Issue 99 (June 2022, Volume 17, Number 3)
The June issue of The Japan Society Review reaches you more eclectic than ever, featuring reviews of books on Japanese design and mythology, literary fiction, and contemporary dance.
Sarah Teasley’s academic monograph Designing Modern Japan takes us on a revealing journey exploring the history of design in Japan from the middle of the 19th century to the present day. Weaving together the stories of people who shaped Japan’s design industries with social history, economic conditions, and geopolitics, the book offers an engaging and fascinating understanding of this important aspect of Japanese society.
The second review of this issue is dedicated to The Japanese Myths by Joshua Frydman, a book examining the rich tradition of Japanese mythology, from the earliest written myths in the Kojiki and the Nihon Shoki, to medieval tales of vengeful ghosts, through to modern-day reincarnation of ancient deities as the heroes of manga, anime or J-horror films.

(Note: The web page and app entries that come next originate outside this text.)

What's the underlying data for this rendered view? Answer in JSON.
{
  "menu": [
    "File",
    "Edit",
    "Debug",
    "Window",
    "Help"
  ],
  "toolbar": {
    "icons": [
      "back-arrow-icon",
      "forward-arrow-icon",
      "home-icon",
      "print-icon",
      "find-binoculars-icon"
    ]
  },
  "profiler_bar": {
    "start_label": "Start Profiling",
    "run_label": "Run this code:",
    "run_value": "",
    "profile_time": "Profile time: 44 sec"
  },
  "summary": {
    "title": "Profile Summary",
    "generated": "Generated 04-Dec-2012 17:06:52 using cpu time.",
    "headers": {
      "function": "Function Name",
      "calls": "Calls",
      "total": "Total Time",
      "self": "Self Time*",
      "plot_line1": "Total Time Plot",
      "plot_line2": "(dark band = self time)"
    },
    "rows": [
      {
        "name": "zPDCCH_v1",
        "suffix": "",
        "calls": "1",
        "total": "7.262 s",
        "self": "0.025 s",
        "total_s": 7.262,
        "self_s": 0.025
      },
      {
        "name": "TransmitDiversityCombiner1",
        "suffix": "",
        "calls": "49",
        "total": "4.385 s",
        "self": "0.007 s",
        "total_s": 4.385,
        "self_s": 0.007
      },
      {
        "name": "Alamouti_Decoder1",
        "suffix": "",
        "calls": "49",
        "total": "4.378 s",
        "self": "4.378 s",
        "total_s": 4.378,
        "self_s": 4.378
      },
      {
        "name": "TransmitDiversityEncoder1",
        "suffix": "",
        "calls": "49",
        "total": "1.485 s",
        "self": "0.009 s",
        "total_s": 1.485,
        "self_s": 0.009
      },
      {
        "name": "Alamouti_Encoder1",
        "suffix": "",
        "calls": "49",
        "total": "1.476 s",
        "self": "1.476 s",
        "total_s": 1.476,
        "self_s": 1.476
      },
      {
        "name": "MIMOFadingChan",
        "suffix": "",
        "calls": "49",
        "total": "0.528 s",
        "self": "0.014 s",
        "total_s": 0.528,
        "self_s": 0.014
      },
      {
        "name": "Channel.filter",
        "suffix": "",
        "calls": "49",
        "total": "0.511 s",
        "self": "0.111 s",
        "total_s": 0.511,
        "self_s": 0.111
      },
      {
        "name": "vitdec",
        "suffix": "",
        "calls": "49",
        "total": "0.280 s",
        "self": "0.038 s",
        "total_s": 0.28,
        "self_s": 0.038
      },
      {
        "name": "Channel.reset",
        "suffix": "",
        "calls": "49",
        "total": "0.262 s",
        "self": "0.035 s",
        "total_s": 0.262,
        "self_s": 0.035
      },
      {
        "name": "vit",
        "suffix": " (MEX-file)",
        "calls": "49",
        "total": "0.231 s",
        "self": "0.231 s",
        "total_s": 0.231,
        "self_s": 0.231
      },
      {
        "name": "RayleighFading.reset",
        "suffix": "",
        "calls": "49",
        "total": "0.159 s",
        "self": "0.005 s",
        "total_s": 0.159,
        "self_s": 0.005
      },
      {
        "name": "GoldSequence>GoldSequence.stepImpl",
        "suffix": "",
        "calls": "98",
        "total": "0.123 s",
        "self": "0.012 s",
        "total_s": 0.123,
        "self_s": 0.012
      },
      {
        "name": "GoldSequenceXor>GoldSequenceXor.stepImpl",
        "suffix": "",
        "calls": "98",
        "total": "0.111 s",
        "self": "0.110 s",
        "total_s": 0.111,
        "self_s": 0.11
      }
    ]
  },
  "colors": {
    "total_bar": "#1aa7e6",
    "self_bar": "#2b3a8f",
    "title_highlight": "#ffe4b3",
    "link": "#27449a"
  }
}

This issue also includes reviews of two Japanese novels recently translated into English, All the Lovers in the Night by Kawakami Mieko and The Hole by Oyamada Hiroko. Both writers are well-known authors in the UK due to the success of previous works, Kawakami’s Breasts and Eggs and Oyamada’s The Factory. According to our reviewers, both of these new novels continue to explore similar topics and writing styles affirming their authorial signatures.We close the June issue with a review of a contemporary dance show performed by Japanese choreographer and dancer Teshigawara Saburo at the festival Electric Japan 2022 celebrated in London. Reimagining the story of Wagner’s Tristan and Isolde, Teshigawara presents a technically and visually compelling one hour performance depicting the tragedy of romance from the original work.
- Designing Modern Japan by Sarah Teasley
- The Japanese Myths: A Guide to Gods, Heroes, and Spirits by Joshua Frydman
- All the Lovers in the Night by Kawakami Mieko
- The Hole by Oyamada Hiroko
- Tristan and Isolde coreographed by Teshigawara Saburo
Alice Baldock, Cameron Bassindale, Renae Lucas-Hall, Alex Russell and David Tonge.
Image: detail from the cover of Designing Modern Japan by Sarah Teasley.